18 July 2023 | 10:34 am
Evan Fournier sees only one way forward.
Both for his career and the Knicks.
The 30-year-old Frenchman blasted the team in an interview with French outlet L’Equipewhich apparently removes any chance of reconciliation.
Fournier was likely trying to increase pressure on the Knicks to either trade or cut him, and he admitted his own NBA future likely depends on it.
“I would be shot. I would be traded, it is not possible otherwise,” Fournier told the outlet, translated from French. “Or I would be stuck, and so would they. They have several players with big contracts coming up. Unless they want to pay a crazy luxury tax.
“If I stayed, it would be a disaster basketball-wise for my career. I can go one year without playing. Two, that would be terrible.”
A longtime sharpshooter in the league, Fournier signed a four-year, $73 million deal with the Knicks ahead of the 2021-22 season.
The Knicks had just surprisingly finished No. 4 in the Eastern Conference en route to their first postseason appearance since 2013, and envisioned Fournier to help address their need for perimeter shooting that plagued them during their first-round exit to the Hawks.
But Fournier’s Knicks tenure has gone awry and sent him down a career path.
After underperforming in his first year with the team, averaging 14.1 points per game. game on 42 percent shooting from the field and 39 percent from 3-point range, he found himself largely removed from the rotation and a bystander last season.

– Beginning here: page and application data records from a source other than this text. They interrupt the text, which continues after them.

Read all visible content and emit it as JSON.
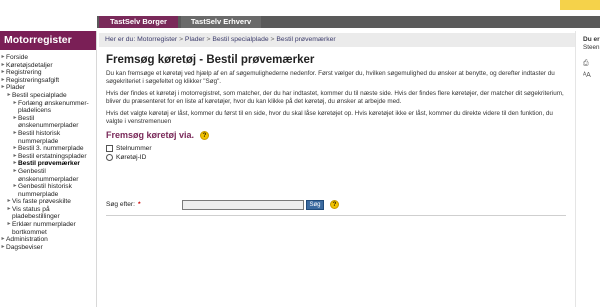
{
  "tabs": [
    {
      "label": "TastSelv Borger",
      "active": true
    },
    {
      "label": "TastSelv Erhverv",
      "active": false
    }
  ],
  "sidebar": {
    "title": "Motorregister",
    "items": [
      {
        "label": "Forside",
        "level": 0
      },
      {
        "label": "Køretøjsdetaljer",
        "level": 0
      },
      {
        "label": "Registrering",
        "level": 0
      },
      {
        "label": "Registreringsafgift",
        "level": 0
      },
      {
        "label": "Plader",
        "level": 0
      },
      {
        "label": "Bestil specialplade",
        "level": 1
      },
      {
        "label": "Forlæng ønskenummer-pladelicens",
        "level": 2
      },
      {
        "label": "Bestil ønskenummerplader",
        "level": 2
      },
      {
        "label": "Bestil historisk nummerplade",
        "level": 2
      },
      {
        "label": "Bestil 3. nummerplade",
        "level": 2
      },
      {
        "label": "Bestil erstatningsplader",
        "level": 2
      },
      {
        "label": "Bestil prøvemærker",
        "level": 2,
        "active": true
      },
      {
        "label": "Genbestil ønskenummerplader",
        "level": 2
      },
      {
        "label": "Genbestil historisk nummerplade",
        "level": 2
      },
      {
        "label": "Vis faste prøveskilte",
        "level": 1
      },
      {
        "label": "Vis status på pladebestillinger",
        "level": 1
      },
      {
        "label": "Erklær nummerplader bortkommet",
        "level": 1
      },
      {
        "label": "Administration",
        "level": 0
      },
      {
        "label": "Dagsbeviser",
        "level": 0
      }
    ]
  },
  "breadcrumb": {
    "prefix": "Her er du:",
    "items": [
      "Motorregister",
      "Plader",
      "Bestil specialplade",
      "Bestil prøvemærker"
    ]
  },
  "main": {
    "title": "Fremsøg køretøj - Bestil prøvemærker",
    "paragraphs": [
      "Du kan fremsøge et køretøj ved hjælp af en af søgemulighederne nedenfor. Først vælger du, hvilken søgemulighed du ønsker at benytte, og derefter indtaster du søgekriteriet i søgefeltet og klikker \"Søg\".",
      "Hvis der findes et køretøj i motorregistret, som matcher, der du har indtastet, kommer du til næste side. Hvis der findes flere køretøjer, der matcher dit søgekriterium, bliver du præsenteret for en liste af køretøjer, hvor du kan klikke på det køretøj, du ønsker at arbejde med.",
      "Hvis det valgte køretøj er låst, kommer du først til en side, hvor du skal låse køretøjet op. Hvis køretøjet ikke er låst, kommer du direkte videre til den funktion, du valgte i venstremenuen"
    ],
    "search_section_title": "Fremsøg køretøj via.",
    "options": [
      {
        "label": "Stelnummer",
        "type": "checkbox"
      },
      {
        "label": "Køretøj-ID",
        "type": "radio"
      }
    ],
    "search_label": "Søg efter:",
    "search_value": "",
    "search_button": "Søg"
  },
  "right_panel": {
    "header": "Du er",
    "sub": "Steen"
  },
  "colors": {
    "brand": "#7a1f56",
    "tab_active": "#7a2a5a",
    "tab_bar": "#5a5a5a",
    "search_button": "#3b6aa0",
    "help_icon": "#f2c300"
  }
}
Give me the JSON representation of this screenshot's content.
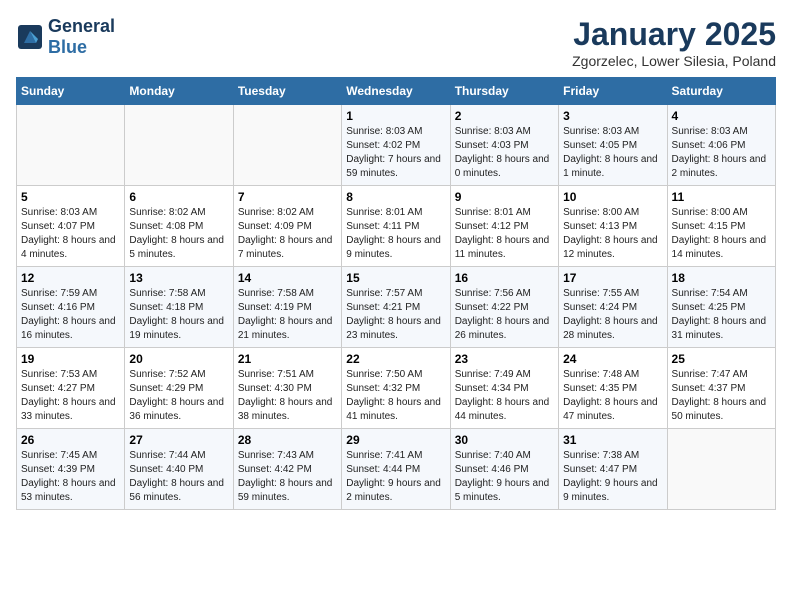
{
  "header": {
    "logo_line1": "General",
    "logo_line2": "Blue",
    "title": "January 2025",
    "subtitle": "Zgorzelec, Lower Silesia, Poland"
  },
  "weekdays": [
    "Sunday",
    "Monday",
    "Tuesday",
    "Wednesday",
    "Thursday",
    "Friday",
    "Saturday"
  ],
  "weeks": [
    [
      {
        "day": "",
        "info": ""
      },
      {
        "day": "",
        "info": ""
      },
      {
        "day": "",
        "info": ""
      },
      {
        "day": "1",
        "info": "Sunrise: 8:03 AM\nSunset: 4:02 PM\nDaylight: 7 hours and 59 minutes."
      },
      {
        "day": "2",
        "info": "Sunrise: 8:03 AM\nSunset: 4:03 PM\nDaylight: 8 hours and 0 minutes."
      },
      {
        "day": "3",
        "info": "Sunrise: 8:03 AM\nSunset: 4:05 PM\nDaylight: 8 hours and 1 minute."
      },
      {
        "day": "4",
        "info": "Sunrise: 8:03 AM\nSunset: 4:06 PM\nDaylight: 8 hours and 2 minutes."
      }
    ],
    [
      {
        "day": "5",
        "info": "Sunrise: 8:03 AM\nSunset: 4:07 PM\nDaylight: 8 hours and 4 minutes."
      },
      {
        "day": "6",
        "info": "Sunrise: 8:02 AM\nSunset: 4:08 PM\nDaylight: 8 hours and 5 minutes."
      },
      {
        "day": "7",
        "info": "Sunrise: 8:02 AM\nSunset: 4:09 PM\nDaylight: 8 hours and 7 minutes."
      },
      {
        "day": "8",
        "info": "Sunrise: 8:01 AM\nSunset: 4:11 PM\nDaylight: 8 hours and 9 minutes."
      },
      {
        "day": "9",
        "info": "Sunrise: 8:01 AM\nSunset: 4:12 PM\nDaylight: 8 hours and 11 minutes."
      },
      {
        "day": "10",
        "info": "Sunrise: 8:00 AM\nSunset: 4:13 PM\nDaylight: 8 hours and 12 minutes."
      },
      {
        "day": "11",
        "info": "Sunrise: 8:00 AM\nSunset: 4:15 PM\nDaylight: 8 hours and 14 minutes."
      }
    ],
    [
      {
        "day": "12",
        "info": "Sunrise: 7:59 AM\nSunset: 4:16 PM\nDaylight: 8 hours and 16 minutes."
      },
      {
        "day": "13",
        "info": "Sunrise: 7:58 AM\nSunset: 4:18 PM\nDaylight: 8 hours and 19 minutes."
      },
      {
        "day": "14",
        "info": "Sunrise: 7:58 AM\nSunset: 4:19 PM\nDaylight: 8 hours and 21 minutes."
      },
      {
        "day": "15",
        "info": "Sunrise: 7:57 AM\nSunset: 4:21 PM\nDaylight: 8 hours and 23 minutes."
      },
      {
        "day": "16",
        "info": "Sunrise: 7:56 AM\nSunset: 4:22 PM\nDaylight: 8 hours and 26 minutes."
      },
      {
        "day": "17",
        "info": "Sunrise: 7:55 AM\nSunset: 4:24 PM\nDaylight: 8 hours and 28 minutes."
      },
      {
        "day": "18",
        "info": "Sunrise: 7:54 AM\nSunset: 4:25 PM\nDaylight: 8 hours and 31 minutes."
      }
    ],
    [
      {
        "day": "19",
        "info": "Sunrise: 7:53 AM\nSunset: 4:27 PM\nDaylight: 8 hours and 33 minutes."
      },
      {
        "day": "20",
        "info": "Sunrise: 7:52 AM\nSunset: 4:29 PM\nDaylight: 8 hours and 36 minutes."
      },
      {
        "day": "21",
        "info": "Sunrise: 7:51 AM\nSunset: 4:30 PM\nDaylight: 8 hours and 38 minutes."
      },
      {
        "day": "22",
        "info": "Sunrise: 7:50 AM\nSunset: 4:32 PM\nDaylight: 8 hours and 41 minutes."
      },
      {
        "day": "23",
        "info": "Sunrise: 7:49 AM\nSunset: 4:34 PM\nDaylight: 8 hours and 44 minutes."
      },
      {
        "day": "24",
        "info": "Sunrise: 7:48 AM\nSunset: 4:35 PM\nDaylight: 8 hours and 47 minutes."
      },
      {
        "day": "25",
        "info": "Sunrise: 7:47 AM\nSunset: 4:37 PM\nDaylight: 8 hours and 50 minutes."
      }
    ],
    [
      {
        "day": "26",
        "info": "Sunrise: 7:45 AM\nSunset: 4:39 PM\nDaylight: 8 hours and 53 minutes."
      },
      {
        "day": "27",
        "info": "Sunrise: 7:44 AM\nSunset: 4:40 PM\nDaylight: 8 hours and 56 minutes."
      },
      {
        "day": "28",
        "info": "Sunrise: 7:43 AM\nSunset: 4:42 PM\nDaylight: 8 hours and 59 minutes."
      },
      {
        "day": "29",
        "info": "Sunrise: 7:41 AM\nSunset: 4:44 PM\nDaylight: 9 hours and 2 minutes."
      },
      {
        "day": "30",
        "info": "Sunrise: 7:40 AM\nSunset: 4:46 PM\nDaylight: 9 hours and 5 minutes."
      },
      {
        "day": "31",
        "info": "Sunrise: 7:38 AM\nSunset: 4:47 PM\nDaylight: 9 hours and 9 minutes."
      },
      {
        "day": "",
        "info": ""
      }
    ]
  ]
}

He posted just 6.1 points per game. game – a career low since his rookie season – on a lowly 34 percent shooting from the field and 31 percent from behind the arc and did not appear in any of the Knicks’ postseason games.
The Knicks owe Fournier $18.9 million for next year, the last portion of the guaranteed money, as the fourth year of his deal is a team option.
A split is certainly inevitable between the two sides, but the Knicks have reason not to rush Fournier out the door.
If the Knicks want to try to land a star in a bigger trade, Fournier could be a key part of any package to match money and make any deal possible.
Expiring contracts like Fournier’s have become more valuable with teams constantly looking to avoid the luxury tax.
That doesn’t help Fournier, who apparently wants to have his future set sooner rather than later and acclimate to a new team.
He said he believes this summer’s World Cup can help revive his stature.
“I would be very surprised to be a Knick next year,” Fournier said. “They pay me 18 million, they have no interest in keeping me. If you want to trade me for a good return, why didn’t you use me? I was coming off a season where I was the fourth best 3-point shooter in the league.
“Why not take advantage of it? They don’t get anything interesting, and that’s normal because I couldn’t show anything. I want a place where I can have fun again, where I can be myself.”
Fournier played in just 27 regular season games last year with seven starts, averaging 17.0 minutes per game and was largely replaced in the rotation by Quentin Grimes.
Donte Divencinzo’s arrival — on a four-year, $50 million deal — would only push Fournier further down the pecking order.
He struggles on defense, which is Tom Thibodeau’s regular base, causing Fournier to fall out of favor with the Knicks’ head coach.
At the end of the season, Fournier said he had no relationship with Thibodeau.
“When he took me out of [starting] five, he just told me he wanted to try something else,” Fournier said. “Then at the first game of a road trip, he announced to me that I was leaving the rotation, and ciao.
“At first you want to spit on everybody. You have hate. Derrick Rose and I looked at each other and said to each other, ‘What the hell are we doing here?’ During 5×5 we were on the side. Uncool times. And when I realized that wasn’t going to change, I took things slower. I focused on me and didn’t let the rest get to me anymore.”